## WHAT YOU ARE ASKED TO DO
Although the entries contain pictures, write out only their text, exactly as it stands.

(Collected data)
++++

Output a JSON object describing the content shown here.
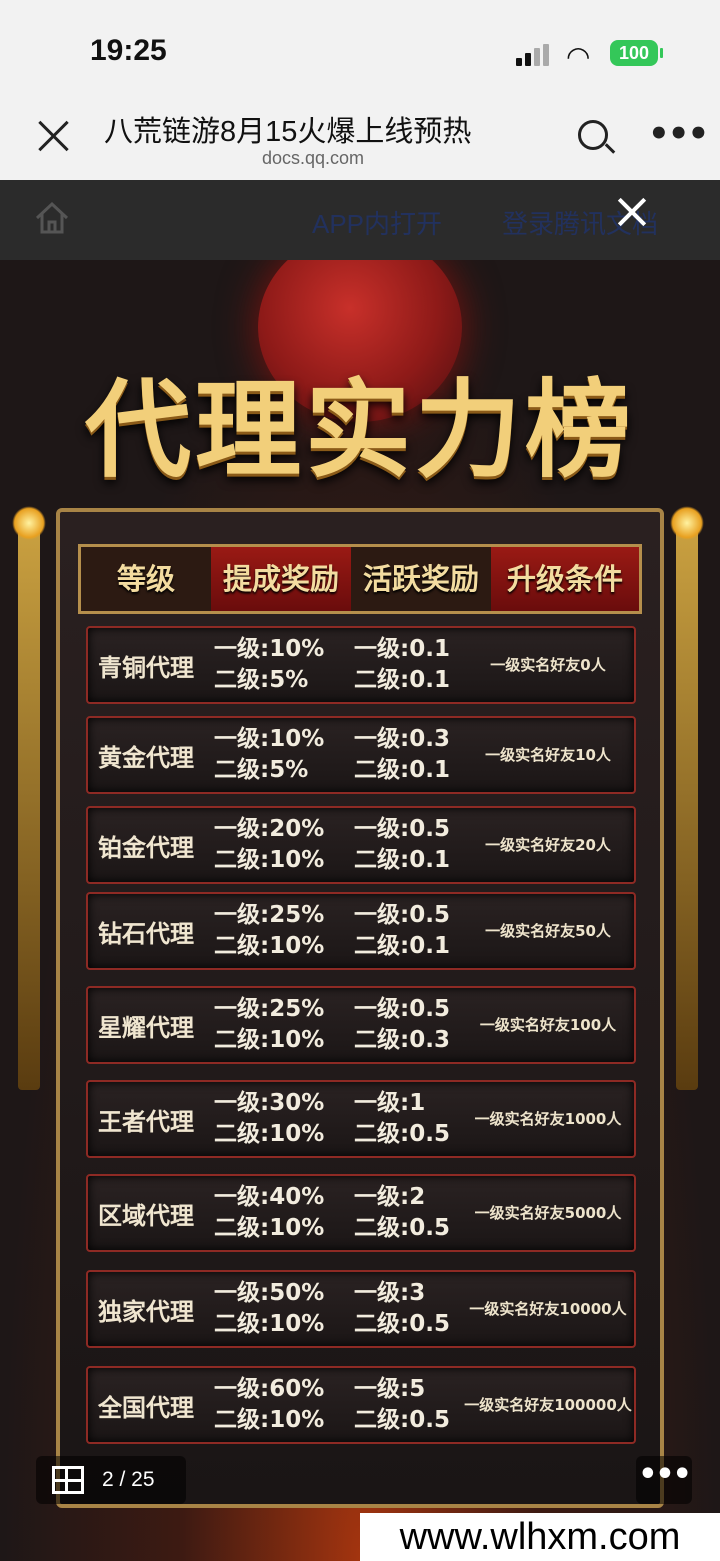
{
  "status_bar": {
    "time": "19:25",
    "battery": "100"
  },
  "nav": {
    "title": "八荒链游8月15火爆上线预热",
    "subtitle": "docs.qq.com"
  },
  "toolbar": {
    "open_in_app": "APP内打开",
    "login": "登录腾讯文档"
  },
  "poster": {
    "title": "代理实力榜",
    "headers": [
      "等级",
      "提成奖励",
      "活跃奖励",
      "升级条件"
    ],
    "rows": [
      {
        "name": "青铜代理",
        "c1a": "一级:10%",
        "c1b": "二级:5%",
        "c2a": "一级:0.1",
        "c2b": "二级:0.1",
        "cond": "一级实名好友0人"
      },
      {
        "name": "黄金代理",
        "c1a": "一级:10%",
        "c1b": "二级:5%",
        "c2a": "一级:0.3",
        "c2b": "二级:0.1",
        "cond": "一级实名好友10人"
      },
      {
        "name": "铂金代理",
        "c1a": "一级:20%",
        "c1b": "二级:10%",
        "c2a": "一级:0.5",
        "c2b": "二级:0.1",
        "cond": "一级实名好友20人"
      },
      {
        "name": "钻石代理",
        "c1a": "一级:25%",
        "c1b": "二级:10%",
        "c2a": "一级:0.5",
        "c2b": "二级:0.1",
        "cond": "一级实名好友50人"
      },
      {
        "name": "星耀代理",
        "c1a": "一级:25%",
        "c1b": "二级:10%",
        "c2a": "一级:0.5",
        "c2b": "二级:0.3",
        "cond": "一级实名好友100人"
      },
      {
        "name": "王者代理",
        "c1a": "一级:30%",
        "c1b": "二级:10%",
        "c2a": "一级:1",
        "c2b": "二级:0.5",
        "cond": "一级实名好友1000人"
      },
      {
        "name": "区域代理",
        "c1a": "一级:40%",
        "c1b": "二级:10%",
        "c2a": "一级:2",
        "c2b": "二级:0.5",
        "cond": "一级实名好友5000人"
      },
      {
        "name": "独家代理",
        "c1a": "一级:50%",
        "c1b": "二级:10%",
        "c2a": "一级:3",
        "c2b": "二级:0.5",
        "cond": "一级实名好友10000人"
      },
      {
        "name": "全国代理",
        "c1a": "一级:60%",
        "c1b": "二级:10%",
        "c2a": "一级:5",
        "c2b": "二级:0.5",
        "cond": "一级实名好友100000人"
      }
    ]
  },
  "pager": {
    "text": "2 / 25"
  },
  "watermark": "www.wlhxm.com",
  "colors": {
    "gold": "#f2cf7a",
    "row_border": "#8e2a24",
    "header_red": "#9a1a14"
  }
}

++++

## SOLUTION TO THE PROBLEM
Output a JSON object describing the content shown here.
{
  "status_bar": {
    "time": "19:25",
    "battery": "100"
  },
  "nav": {
    "title": "八荒链游8月15火爆上线预热",
    "subtitle": "docs.qq.com"
  },
  "toolbar": {
    "open_in_app": "APP内打开",
    "login": "登录腾讯文档"
  },
  "poster": {
    "title": "代理实力榜",
    "headers": [
      "等级",
      "提成奖励",
      "活跃奖励",
      "升级条件"
    ],
    "rows": [
      {
        "name": "青铜代理",
        "c1a": "一级:10%",
        "c1b": "二级:5%",
        "c2a": "一级:0.1",
        "c2b": "二级:0.1",
        "cond": "一级实名好友0人"
      },
      {
        "name": "黄金代理",
        "c1a": "一级:10%",
        "c1b": "二级:5%",
        "c2a": "一级:0.3",
        "c2b": "二级:0.1",
        "cond": "一级实名好友10人"
      },
      {
        "name": "铂金代理",
        "c1a": "一级:20%",
        "c1b": "二级:10%",
        "c2a": "一级:0.5",
        "c2b": "二级:0.1",
        "cond": "一级实名好友20人"
      },
      {
        "name": "钻石代理",
        "c1a": "一级:25%",
        "c1b": "二级:10%",
        "c2a": "一级:0.5",
        "c2b": "二级:0.1",
        "cond": "一级实名好友50人"
      },
      {
        "name": "星耀代理",
        "c1a": "一级:25%",
        "c1b": "二级:10%",
        "c2a": "一级:0.5",
        "c2b": "二级:0.3",
        "cond": "一级实名好友100人"
      },
      {
        "name": "王者代理",
        "c1a": "一级:30%",
        "c1b": "二级:10%",
        "c2a": "一级:1",
        "c2b": "二级:0.5",
        "cond": "一级实名好友1000人"
      },
      {
        "name": "区域代理",
        "c1a": "一级:40%",
        "c1b": "二级:10%",
        "c2a": "一级:2",
        "c2b": "二级:0.5",
        "cond": "一级实名好友5000人"
      },
      {
        "name": "独家代理",
        "c1a": "一级:50%",
        "c1b": "二级:10%",
        "c2a": "一级:3",
        "c2b": "二级:0.5",
        "cond": "一级实名好友10000人"
      },
      {
        "name": "全国代理",
        "c1a": "一级:60%",
        "c1b": "二级:10%",
        "c2a": "一级:5",
        "c2b": "二级:0.5",
        "cond": "一级实名好友100000人"
      }
    ]
  },
  "pager": {
    "text": "2 / 25"
  },
  "watermark": "www.wlhxm.com",
  "colors": {
    "gold": "#f2cf7a",
    "row_border": "#8e2a24",
    "header_red": "#9a1a14"
  }
}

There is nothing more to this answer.